Repeat the entries verbatim.

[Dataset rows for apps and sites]
* * *

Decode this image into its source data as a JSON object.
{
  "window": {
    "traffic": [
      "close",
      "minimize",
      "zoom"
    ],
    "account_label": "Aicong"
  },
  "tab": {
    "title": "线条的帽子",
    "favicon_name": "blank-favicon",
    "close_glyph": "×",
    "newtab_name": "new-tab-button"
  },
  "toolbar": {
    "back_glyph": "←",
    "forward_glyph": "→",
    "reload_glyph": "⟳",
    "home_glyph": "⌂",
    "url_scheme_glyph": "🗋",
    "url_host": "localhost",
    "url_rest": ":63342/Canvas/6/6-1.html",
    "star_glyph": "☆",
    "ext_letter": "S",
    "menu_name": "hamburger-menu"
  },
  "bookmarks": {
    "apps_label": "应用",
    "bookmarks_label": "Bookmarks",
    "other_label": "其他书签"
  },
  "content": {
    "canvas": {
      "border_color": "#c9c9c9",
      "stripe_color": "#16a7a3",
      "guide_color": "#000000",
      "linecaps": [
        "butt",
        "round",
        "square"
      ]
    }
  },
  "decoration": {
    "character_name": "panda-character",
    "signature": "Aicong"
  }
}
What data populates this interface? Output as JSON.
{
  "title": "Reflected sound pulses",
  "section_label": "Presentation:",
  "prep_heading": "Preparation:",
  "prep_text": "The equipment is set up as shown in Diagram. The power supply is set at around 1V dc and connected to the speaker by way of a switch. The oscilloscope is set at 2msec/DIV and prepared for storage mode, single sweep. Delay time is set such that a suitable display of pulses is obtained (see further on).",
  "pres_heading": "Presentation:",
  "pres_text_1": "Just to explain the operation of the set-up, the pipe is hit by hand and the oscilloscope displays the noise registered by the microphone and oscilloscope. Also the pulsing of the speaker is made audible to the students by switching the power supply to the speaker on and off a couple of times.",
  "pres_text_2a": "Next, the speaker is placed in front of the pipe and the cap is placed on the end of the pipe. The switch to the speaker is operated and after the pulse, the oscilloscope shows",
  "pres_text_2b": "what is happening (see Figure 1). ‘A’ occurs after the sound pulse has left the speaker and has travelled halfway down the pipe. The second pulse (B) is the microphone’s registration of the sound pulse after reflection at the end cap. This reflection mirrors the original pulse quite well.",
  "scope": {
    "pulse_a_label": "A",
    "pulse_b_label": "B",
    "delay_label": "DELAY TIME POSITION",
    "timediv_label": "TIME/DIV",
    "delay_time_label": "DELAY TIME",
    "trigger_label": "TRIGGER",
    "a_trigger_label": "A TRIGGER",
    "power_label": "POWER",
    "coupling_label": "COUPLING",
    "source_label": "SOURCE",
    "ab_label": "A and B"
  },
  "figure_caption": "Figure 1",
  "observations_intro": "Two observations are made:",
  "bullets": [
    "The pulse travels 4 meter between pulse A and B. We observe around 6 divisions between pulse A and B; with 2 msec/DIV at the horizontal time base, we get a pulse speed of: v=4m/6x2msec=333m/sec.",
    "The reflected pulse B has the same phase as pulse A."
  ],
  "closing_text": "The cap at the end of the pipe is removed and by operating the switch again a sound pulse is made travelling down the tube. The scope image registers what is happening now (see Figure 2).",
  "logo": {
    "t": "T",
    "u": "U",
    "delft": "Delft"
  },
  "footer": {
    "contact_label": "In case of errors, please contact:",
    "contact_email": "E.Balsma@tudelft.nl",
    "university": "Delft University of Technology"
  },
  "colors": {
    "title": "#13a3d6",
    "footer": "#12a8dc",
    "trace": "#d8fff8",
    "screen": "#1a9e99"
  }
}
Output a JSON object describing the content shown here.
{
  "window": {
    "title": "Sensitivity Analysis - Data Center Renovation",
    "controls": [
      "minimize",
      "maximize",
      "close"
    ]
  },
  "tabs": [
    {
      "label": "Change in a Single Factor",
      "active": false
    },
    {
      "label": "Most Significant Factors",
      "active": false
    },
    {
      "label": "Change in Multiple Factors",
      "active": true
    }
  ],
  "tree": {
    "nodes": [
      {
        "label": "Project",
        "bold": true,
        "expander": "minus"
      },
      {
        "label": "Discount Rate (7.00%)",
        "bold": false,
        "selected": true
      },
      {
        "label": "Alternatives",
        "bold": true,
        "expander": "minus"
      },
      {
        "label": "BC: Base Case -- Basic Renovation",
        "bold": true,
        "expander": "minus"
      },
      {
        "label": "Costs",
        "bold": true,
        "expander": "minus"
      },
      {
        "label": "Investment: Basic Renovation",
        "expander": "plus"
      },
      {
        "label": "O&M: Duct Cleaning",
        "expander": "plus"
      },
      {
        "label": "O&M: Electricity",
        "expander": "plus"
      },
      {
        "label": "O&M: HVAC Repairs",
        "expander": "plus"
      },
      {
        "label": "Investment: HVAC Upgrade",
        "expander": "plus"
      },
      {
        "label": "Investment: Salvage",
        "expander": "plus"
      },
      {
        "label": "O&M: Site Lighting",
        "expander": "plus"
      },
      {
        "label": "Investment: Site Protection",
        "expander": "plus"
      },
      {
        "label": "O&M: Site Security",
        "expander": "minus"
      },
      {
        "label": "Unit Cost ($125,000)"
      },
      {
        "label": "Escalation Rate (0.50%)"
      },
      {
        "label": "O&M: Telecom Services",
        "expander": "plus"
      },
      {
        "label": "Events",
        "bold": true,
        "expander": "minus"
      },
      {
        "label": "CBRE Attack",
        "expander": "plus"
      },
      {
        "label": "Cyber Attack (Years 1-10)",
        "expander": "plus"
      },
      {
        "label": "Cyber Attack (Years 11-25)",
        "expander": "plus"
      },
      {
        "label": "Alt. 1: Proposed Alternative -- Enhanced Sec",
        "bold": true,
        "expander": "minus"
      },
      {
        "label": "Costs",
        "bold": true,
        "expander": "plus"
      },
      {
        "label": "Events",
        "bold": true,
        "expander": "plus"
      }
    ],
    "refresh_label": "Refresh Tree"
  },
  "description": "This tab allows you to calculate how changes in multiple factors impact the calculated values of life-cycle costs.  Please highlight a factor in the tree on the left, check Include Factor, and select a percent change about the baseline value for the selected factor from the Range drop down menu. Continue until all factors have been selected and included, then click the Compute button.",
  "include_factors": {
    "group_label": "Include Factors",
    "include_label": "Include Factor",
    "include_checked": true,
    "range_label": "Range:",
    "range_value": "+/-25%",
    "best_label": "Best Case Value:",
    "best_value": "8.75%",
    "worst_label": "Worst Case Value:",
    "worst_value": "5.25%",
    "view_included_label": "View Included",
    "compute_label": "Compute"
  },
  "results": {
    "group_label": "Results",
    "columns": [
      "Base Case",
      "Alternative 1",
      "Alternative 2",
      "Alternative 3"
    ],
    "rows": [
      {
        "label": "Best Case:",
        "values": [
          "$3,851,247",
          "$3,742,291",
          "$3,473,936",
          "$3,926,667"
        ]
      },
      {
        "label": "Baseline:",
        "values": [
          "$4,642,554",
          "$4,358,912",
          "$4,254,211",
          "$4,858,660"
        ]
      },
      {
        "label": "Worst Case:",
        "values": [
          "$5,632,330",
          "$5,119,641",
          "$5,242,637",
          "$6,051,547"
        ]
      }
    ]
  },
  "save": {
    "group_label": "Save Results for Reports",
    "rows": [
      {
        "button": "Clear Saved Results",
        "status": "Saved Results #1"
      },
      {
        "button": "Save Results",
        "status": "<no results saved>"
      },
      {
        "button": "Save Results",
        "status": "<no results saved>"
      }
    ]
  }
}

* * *

RESPONSE TO THIS EXERCISE -
Decode this image into its source data as a JSON object.
{
  "window": {
    "traffic": [
      "close",
      "minimize",
      "zoom"
    ],
    "account_label": "Aicong"
  },
  "tab": {
    "title": "线条的帽子",
    "favicon_name": "blank-favicon",
    "close_glyph": "×",
    "newtab_name": "new-tab-button"
  },
  "toolbar": {
    "back_glyph": "←",
    "forward_glyph": "→",
    "reload_glyph": "⟳",
    "home_glyph": "⌂",
    "url_scheme_glyph": "🗋",
    "url_host": "localhost",
    "url_rest": ":63342/Canvas/6/6-1.html",
    "star_glyph": "☆",
    "ext_letter": "S",
    "menu_name": "hamburger-menu"
  },
  "bookmarks": {
    "apps_label": "应用",
    "bookmarks_label": "Bookmarks",
    "other_label": "其他书签"
  },
  "content": {
    "canvas": {
      "border_color": "#c9c9c9",
      "stripe_color": "#16a7a3",
      "guide_color": "#000000",
      "linecaps": [
        "butt",
        "round",
        "square"
      ]
    }
  },
  "decoration": {
    "character_name": "panda-character",
    "signature": "Aicong"
  }
}
What data populates this interface? Output as JSON.
{
  "title": "Reflected sound pulses",
  "section_label": "Presentation:",
  "prep_heading": "Preparation:",
  "prep_text": "The equipment is set up as shown in Diagram. The power supply is set at around 1V dc and connected to the speaker by way of a switch. The oscilloscope is set at 2msec/DIV and prepared for storage mode, single sweep. Delay time is set such that a suitable display of pulses is obtained (see further on).",
  "pres_heading": "Presentation:",
  "pres_text_1": "Just to explain the operation of the set-up, the pipe is hit by hand and the oscilloscope displays the noise registered by the microphone and oscilloscope. Also the pulsing of the speaker is made audible to the students by switching the power supply to the speaker on and off a couple of times.",
  "pres_text_2a": "Next, the speaker is placed in front of the pipe and the cap is placed on the end of the pipe. The switch to the speaker is operated and after the pulse, the oscilloscope shows",
  "pres_text_2b": "what is happening (see Figure 1). ‘A’ occurs after the sound pulse has left the speaker and has travelled halfway down the pipe. The second pulse (B) is the microphone’s registration of the sound pulse after reflection at the end cap. This reflection mirrors the original pulse quite well.",
  "scope": {
    "pulse_a_label": "A",
    "pulse_b_label": "B",
    "delay_label": "DELAY TIME POSITION",
    "timediv_label": "TIME/DIV",
    "delay_time_label": "DELAY TIME",
    "trigger_label": "TRIGGER",
    "a_trigger_label": "A TRIGGER",
    "power_label": "POWER",
    "coupling_label": "COUPLING",
    "source_label": "SOURCE",
    "ab_label": "A and B"
  },
  "figure_caption": "Figure 1",
  "observations_intro": "Two observations are made:",
  "bullets": [
    "The pulse travels 4 meter between pulse A and B. We observe around 6 divisions between pulse A and B; with 2 msec/DIV at the horizontal time base, we get a pulse speed of: v=4m/6x2msec=333m/sec.",
    "The reflected pulse B has the same phase as pulse A."
  ],
  "closing_text": "The cap at the end of the pipe is removed and by operating the switch again a sound pulse is made travelling down the tube. The scope image registers what is happening now (see Figure 2).",
  "logo": {
    "t": "T",
    "u": "U",
    "delft": "Delft"
  },
  "footer": {
    "contact_label": "In case of errors, please contact:",
    "contact_email": "E.Balsma@tudelft.nl",
    "university": "Delft University of Technology"
  },
  "colors": {
    "title": "#13a3d6",
    "footer": "#12a8dc",
    "trace": "#d8fff8",
    "screen": "#1a9e99"
  }
}
Output a JSON object describing the content shown here.
{
  "window": {
    "title": "Sensitivity Analysis - Data Center Renovation",
    "controls": [
      "minimize",
      "maximize",
      "close"
    ]
  },
  "tabs": [
    {
      "label": "Change in a Single Factor",
      "active": false
    },
    {
      "label": "Most Significant Factors",
      "active": false
    },
    {
      "label": "Change in Multiple Factors",
      "active": true
    }
  ],
  "tree": {
    "nodes": [
      {
        "label": "Project",
        "bold": true,
        "expander": "minus"
      },
      {
        "label": "Discount Rate (7.00%)",
        "bold": false,
        "selected": true
      },
      {
        "label": "Alternatives",
        "bold": true,
        "expander": "minus"
      },
      {
        "label": "BC: Base Case -- Basic Renovation",
        "bold": true,
        "expander": "minus"
      },
      {
        "label": "Costs",
        "bold": true,
        "expander": "minus"
      },
      {
        "label": "Investment: Basic Renovation",
        "expander": "plus"
      },
      {
        "label": "O&M: Duct Cleaning",
        "expander": "plus"
      },
      {
        "label": "O&M: Electricity",
        "expander": "plus"
      },
      {
        "label": "O&M: HVAC Repairs",
        "expander": "plus"
      },
      {
        "label": "Investment: HVAC Upgrade",
        "expander": "plus"
      },
      {
        "label": "Investment: Salvage",
        "expander": "plus"
      },
      {
        "label": "O&M: Site Lighting",
        "expander": "plus"
      },
      {
        "label": "Investment: Site Protection",
        "expander": "plus"
      },
      {
        "label": "O&M: Site Security",
        "expander": "minus"
      },
      {
        "label": "Unit Cost ($125,000)"
      },
      {
        "label": "Escalation Rate (0.50%)"
      },
      {
        "label": "O&M: Telecom Services",
        "expander": "plus"
      },
      {
        "label": "Events",
        "bold": true,
        "expander": "minus"
      },
      {
        "label": "CBRE Attack",
        "expander": "plus"
      },
      {
        "label": "Cyber Attack (Years 1-10)",
        "expander": "plus"
      },
      {
        "label": "Cyber Attack (Years 11-25)",
        "expander": "plus"
      },
      {
        "label": "Alt. 1: Proposed Alternative -- Enhanced Sec",
        "bold": true,
        "expander": "minus"
      },
      {
        "label": "Costs",
        "bold": true,
        "expander": "plus"
      },
      {
        "label": "Events",
        "bold": true,
        "expander": "plus"
      }
    ],
    "refresh_label": "Refresh Tree"
  },
  "description": "This tab allows you to calculate how changes in multiple factors impact the calculated values of life-cycle costs.  Please highlight a factor in the tree on the left, check Include Factor, and select a percent change about the baseline value for the selected factor from the Range drop down menu. Continue until all factors have been selected and included, then click the Compute button.",
  "include_factors": {
    "group_label": "Include Factors",
    "include_label": "Include Factor",
    "include_checked": true,
    "range_label": "Range:",
    "range_value": "+/-25%",
    "best_label": "Best Case Value:",
    "best_value": "8.75%",
    "worst_label": "Worst Case Value:",
    "worst_value": "5.25%",
    "view_included_label": "View Included",
    "compute_label": "Compute"
  },
  "results": {
    "group_label": "Results",
    "columns": [
      "Base Case",
      "Alternative 1",
      "Alternative 2",
      "Alternative 3"
    ],
    "rows": [
      {
        "label": "Best Case:",
        "values": [
          "$3,851,247",
          "$3,742,291",
          "$3,473,936",
          "$3,926,667"
        ]
      },
      {
        "label": "Baseline:",
        "values": [
          "$4,642,554",
          "$4,358,912",
          "$4,254,211",
          "$4,858,660"
        ]
      },
      {
        "label": "Worst Case:",
        "values": [
          "$5,632,330",
          "$5,119,641",
          "$5,242,637",
          "$6,051,547"
        ]
      }
    ]
  },
  "save": {
    "group_label": "Save Results for Reports",
    "rows": [
      {
        "button": "Clear Saved Results",
        "status": "Saved Results #1"
      },
      {
        "button": "Save Results",
        "status": "<no results saved>"
      },
      {
        "button": "Save Results",
        "status": "<no results saved>"
      }
    ]
  }
}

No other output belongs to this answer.